Focus On... Changing landscapes: restoring native communities & monitoring forest dynamics

Historic oak on unmaintained Parson bald.
Black oaks such as this on Parsons bald were noted in 1821. Vegetation studies assess how tree and plant composition in the Smokies is changing.

NPS photo.

Many things have changed the landscape in the Great Smoky Mountains over the past centuries. Because we’re in a National Park, we’re not usually concerned with restoring landscapes that have changed due to fire, wind, flood, landslide, or drought, unless of course they pose a safety issue. We are often interested in restoring landscapes that people changed, because those changes can reduce the number and diversity of native plants and animals.
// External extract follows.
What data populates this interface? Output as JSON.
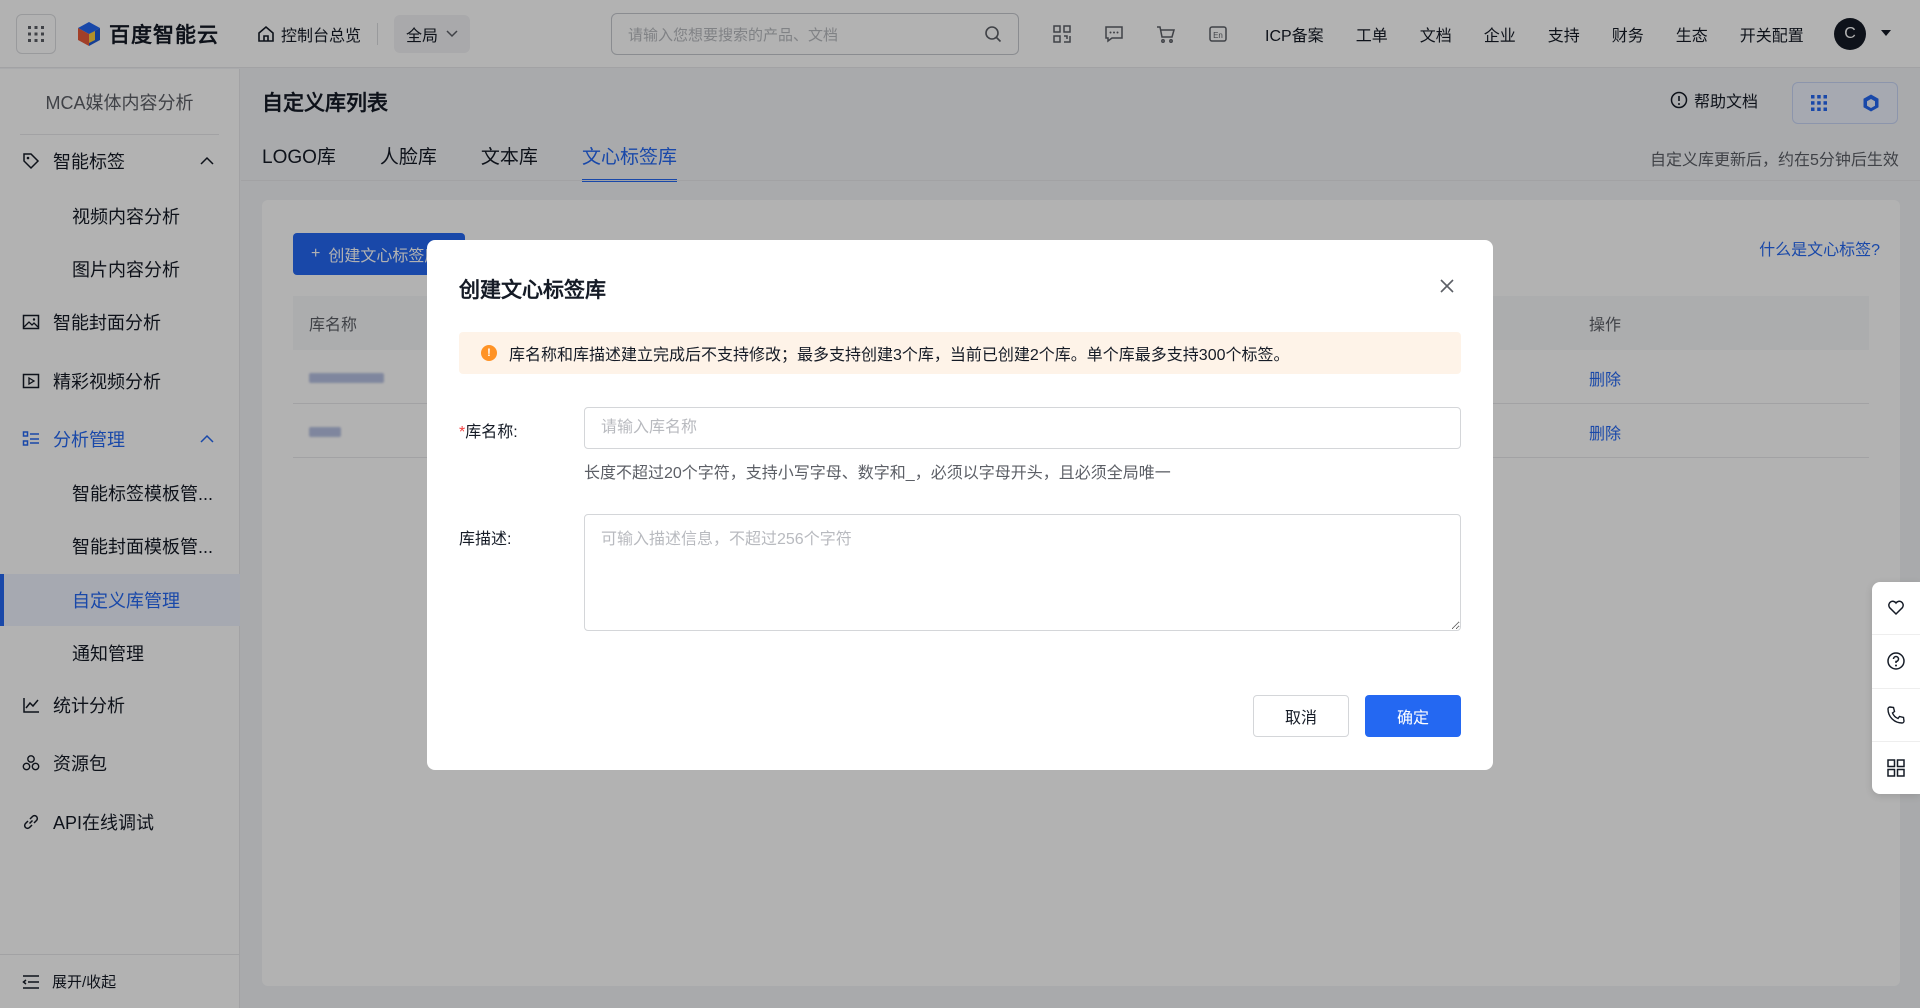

Logging, farming, clearing for homesites, and planting species from Europe and Asia are all examples of human changes to the landscape that vegetation managers need to address.

Return to Dispatches from the Field: Issue 1 to go into the field with NPS scientists and partners.

Last updated: April 14, 2015

Contact the Park

Mailing Address:

107 Park Headquarters Road
Gatlinburg, TN 37738


(865) 436-1200

Contact Us